▶ **TASK BRIEF**
Give all the lines below again, exactly, with no pictures.

▶ **RECORDS FOR THIS TASK**
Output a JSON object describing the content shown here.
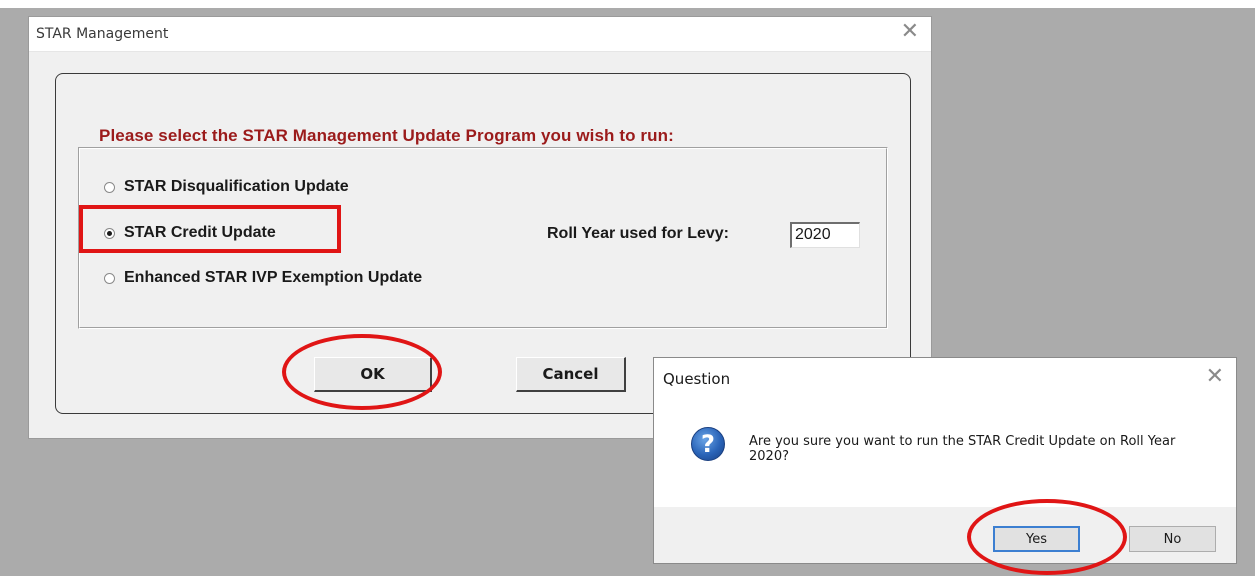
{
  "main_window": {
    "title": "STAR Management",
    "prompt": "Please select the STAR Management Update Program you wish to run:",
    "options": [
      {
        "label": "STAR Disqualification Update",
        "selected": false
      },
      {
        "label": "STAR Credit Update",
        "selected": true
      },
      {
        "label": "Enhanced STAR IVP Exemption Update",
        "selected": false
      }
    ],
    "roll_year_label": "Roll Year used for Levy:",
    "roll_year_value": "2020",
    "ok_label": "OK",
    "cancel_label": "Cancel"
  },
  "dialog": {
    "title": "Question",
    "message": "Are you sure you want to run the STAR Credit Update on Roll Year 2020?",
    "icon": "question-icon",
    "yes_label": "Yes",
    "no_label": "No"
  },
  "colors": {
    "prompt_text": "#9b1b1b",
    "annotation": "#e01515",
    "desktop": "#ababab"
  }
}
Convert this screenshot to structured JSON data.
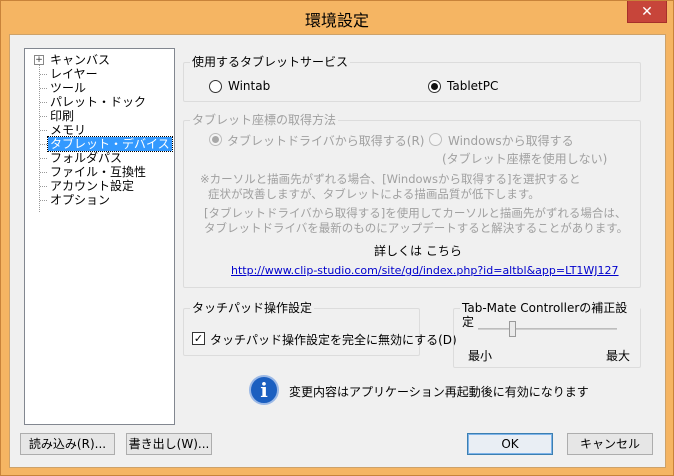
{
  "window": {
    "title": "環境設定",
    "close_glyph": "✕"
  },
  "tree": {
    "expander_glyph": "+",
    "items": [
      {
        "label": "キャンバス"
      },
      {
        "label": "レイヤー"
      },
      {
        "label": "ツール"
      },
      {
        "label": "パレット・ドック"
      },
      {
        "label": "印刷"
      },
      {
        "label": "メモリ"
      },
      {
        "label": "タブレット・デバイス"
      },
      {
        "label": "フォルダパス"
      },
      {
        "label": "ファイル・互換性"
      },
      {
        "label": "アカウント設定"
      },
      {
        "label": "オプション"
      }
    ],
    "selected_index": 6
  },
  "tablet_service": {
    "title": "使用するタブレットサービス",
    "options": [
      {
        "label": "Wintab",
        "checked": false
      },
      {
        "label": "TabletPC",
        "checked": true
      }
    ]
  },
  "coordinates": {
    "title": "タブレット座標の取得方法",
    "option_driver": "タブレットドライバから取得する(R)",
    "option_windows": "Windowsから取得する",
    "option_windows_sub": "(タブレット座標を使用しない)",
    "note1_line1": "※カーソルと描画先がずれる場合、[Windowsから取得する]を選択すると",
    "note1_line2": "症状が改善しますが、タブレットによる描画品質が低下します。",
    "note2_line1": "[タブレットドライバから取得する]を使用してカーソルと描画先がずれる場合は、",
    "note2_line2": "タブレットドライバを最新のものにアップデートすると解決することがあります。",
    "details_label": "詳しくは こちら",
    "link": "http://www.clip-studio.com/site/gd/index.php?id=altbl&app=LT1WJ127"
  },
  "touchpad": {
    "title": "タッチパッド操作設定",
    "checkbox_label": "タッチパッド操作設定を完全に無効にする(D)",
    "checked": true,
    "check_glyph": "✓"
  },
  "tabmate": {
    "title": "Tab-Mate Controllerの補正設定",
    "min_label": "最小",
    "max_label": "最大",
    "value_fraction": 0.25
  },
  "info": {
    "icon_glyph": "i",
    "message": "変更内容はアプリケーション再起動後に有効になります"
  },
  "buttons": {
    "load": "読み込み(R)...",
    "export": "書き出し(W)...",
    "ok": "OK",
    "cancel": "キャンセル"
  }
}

▶ **RESULT**
Output a JSON object describing the content shown here.
{
  "main_window": {
    "title": "STAR Management",
    "prompt": "Please select the STAR Management Update Program you wish to run:",
    "options": [
      {
        "label": "STAR Disqualification Update",
        "selected": false
      },
      {
        "label": "STAR Credit Update",
        "selected": true
      },
      {
        "label": "Enhanced STAR IVP Exemption Update",
        "selected": false
      }
    ],
    "roll_year_label": "Roll Year used for Levy:",
    "roll_year_value": "2020",
    "ok_label": "OK",
    "cancel_label": "Cancel"
  },
  "dialog": {
    "title": "Question",
    "message": "Are you sure you want to run the STAR Credit Update on Roll Year 2020?",
    "icon": "question-icon",
    "yes_label": "Yes",
    "no_label": "No"
  },
  "colors": {
    "prompt_text": "#9b1b1b",
    "annotation": "#e01515",
    "desktop": "#ababab"
  }
}
Convert this screenshot to structured JSON data.
{
  "window": {
    "title": "環境設定",
    "close_glyph": "✕"
  },
  "tree": {
    "expander_glyph": "+",
    "items": [
      {
        "label": "キャンバス"
      },
      {
        "label": "レイヤー"
      },
      {
        "label": "ツール"
      },
      {
        "label": "パレット・ドック"
      },
      {
        "label": "印刷"
      },
      {
        "label": "メモリ"
      },
      {
        "label": "タブレット・デバイス"
      },
      {
        "label": "フォルダパス"
      },
      {
        "label": "ファイル・互換性"
      },
      {
        "label": "アカウント設定"
      },
      {
        "label": "オプション"
      }
    ],
    "selected_index": 6
  },
  "tablet_service": {
    "title": "使用するタブレットサービス",
    "options": [
      {
        "label": "Wintab",
        "checked": false
      },
      {
        "label": "TabletPC",
        "checked": true
      }
    ]
  },
  "coordinates": {
    "title": "タブレット座標の取得方法",
    "option_driver": "タブレットドライバから取得する(R)",
    "option_windows": "Windowsから取得する",
    "option_windows_sub": "(タブレット座標を使用しない)",
    "note1_line1": "※カーソルと描画先がずれる場合、[Windowsから取得する]を選択すると",
    "note1_line2": "症状が改善しますが、タブレットによる描画品質が低下します。",
    "note2_line1": "[タブレットドライバから取得する]を使用してカーソルと描画先がずれる場合は、",
    "note2_line2": "タブレットドライバを最新のものにアップデートすると解決することがあります。",
    "details_label": "詳しくは こちら",
    "link": "http://www.clip-studio.com/site/gd/index.php?id=altbl&app=LT1WJ127"
  },
  "touchpad": {
    "title": "タッチパッド操作設定",
    "checkbox_label": "タッチパッド操作設定を完全に無効にする(D)",
    "checked": true,
    "check_glyph": "✓"
  },
  "tabmate": {
    "title": "Tab-Mate Controllerの補正設定",
    "min_label": "最小",
    "max_label": "最大",
    "value_fraction": 0.25
  },
  "info": {
    "icon_glyph": "i",
    "message": "変更内容はアプリケーション再起動後に有効になります"
  },
  "buttons": {
    "load": "読み込み(R)...",
    "export": "書き出し(W)...",
    "ok": "OK",
    "cancel": "キャンセル"
  }
}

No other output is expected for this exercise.